She who fails to plan, plans to fail.
Last year, for my birthday, my then 17-year-old son gave me what turned out to be one of the best birthday presents I have ever received. He admitted that he hadn’t gotten around to buying anything, so, on a simple card, he wrote that he knew I wanted to take my writing more seriously, so he was giving me the gift of telling me to write 250 words per day for a month. I asked him if I could email my daily output to him as a way to keep myself accountable (reassuring him that he didn’t have to read it if he didn’t want to), and he agreed.
I decided to use his gift as a way to begin a work of children’s fiction that I had been planning in my head for awhile. Two months later, the first draft was complete.
Two hundred and fifty words might not seem like a lot, but it was the perfect goal. It wasn’t overwhelming. Even if I didn’t get around to writing during the day, I could crank out 250 words in twenty minutes before bed, if I put my mind to it. I had no excuses. And, most days, I wrote much more.

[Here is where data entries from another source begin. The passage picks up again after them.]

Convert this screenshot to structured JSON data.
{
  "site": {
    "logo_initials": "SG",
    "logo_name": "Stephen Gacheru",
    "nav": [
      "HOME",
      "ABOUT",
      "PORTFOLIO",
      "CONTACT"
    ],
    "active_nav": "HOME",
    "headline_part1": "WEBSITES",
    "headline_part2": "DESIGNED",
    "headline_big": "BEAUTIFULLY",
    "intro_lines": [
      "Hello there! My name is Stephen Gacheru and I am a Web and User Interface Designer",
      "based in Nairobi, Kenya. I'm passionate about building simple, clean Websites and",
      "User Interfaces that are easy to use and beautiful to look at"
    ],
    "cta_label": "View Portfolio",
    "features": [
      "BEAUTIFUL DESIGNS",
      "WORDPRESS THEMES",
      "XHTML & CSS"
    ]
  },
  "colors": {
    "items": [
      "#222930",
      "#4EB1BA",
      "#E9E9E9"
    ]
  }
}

My son knows me well, especially my being a late bloomer when it comes to learning to make detailed goals, and my need for baby steps in the planning department.
Ali Hale, in a DailyWritingTips’ review of Stephen King’s book On Writing, agrees that setting modest, pragmatic goals may work better for many writers than aiming too high:
“King strongly believes in setting writing goals, and recommends a minimum of a thousand words a day, six days a week. I tried following his advice (whilst working a full-time office job) and didn’t last long – you might prefer to set your own goal at five hundred words a day or even two hundred. Since King himself says he writes 2,000 words a day whilst working on a book, I suspect his advice is aimed at those aiming to make fiction writing their career (especially given his advice to read for four-six hours a day as well!).”
In Publish Your Nonfiction Book, Sharlene Martin and Anthony Flacco suggest a goal of two pages per writing session, which is a bit different from a measurable daily output, because it applies whether you write once a week or every day. Their “Two (2) Page Rule” includes any new writing that directly contributes to your current project, from character sketches to first drafts, outlines to dialogue.
Since I will be traveling next week, I am setting an interim goal of writing one long-hand page of manuscript every day until I come home. Writing long-hand will be easier in hotel rooms and at my parents’ house than trying to find a computer. Also, I want to experiment with writing first-draft material by hand, something I haven’t done in awhile. Finally, I know that one page is do-able. If I write more, great, but I want to be sure that I begin this project with some success upon which I can build. Once I get home from my trip, I will reassess and set more permanent goals.
I have also decided to keep a small notebook with me at all times for this project, in which I keep a running list of ideas for scenes or even short descriptions or bits of dialogue. That way I will never be at a loss for something to write each day, even if it is a snippet from the middle of the story or a description of a character’s clothes.
What are your writing goals? Do you aim for a certain number of words per day? Pages per day? Something else?
What works for you? What hasn’t worked before?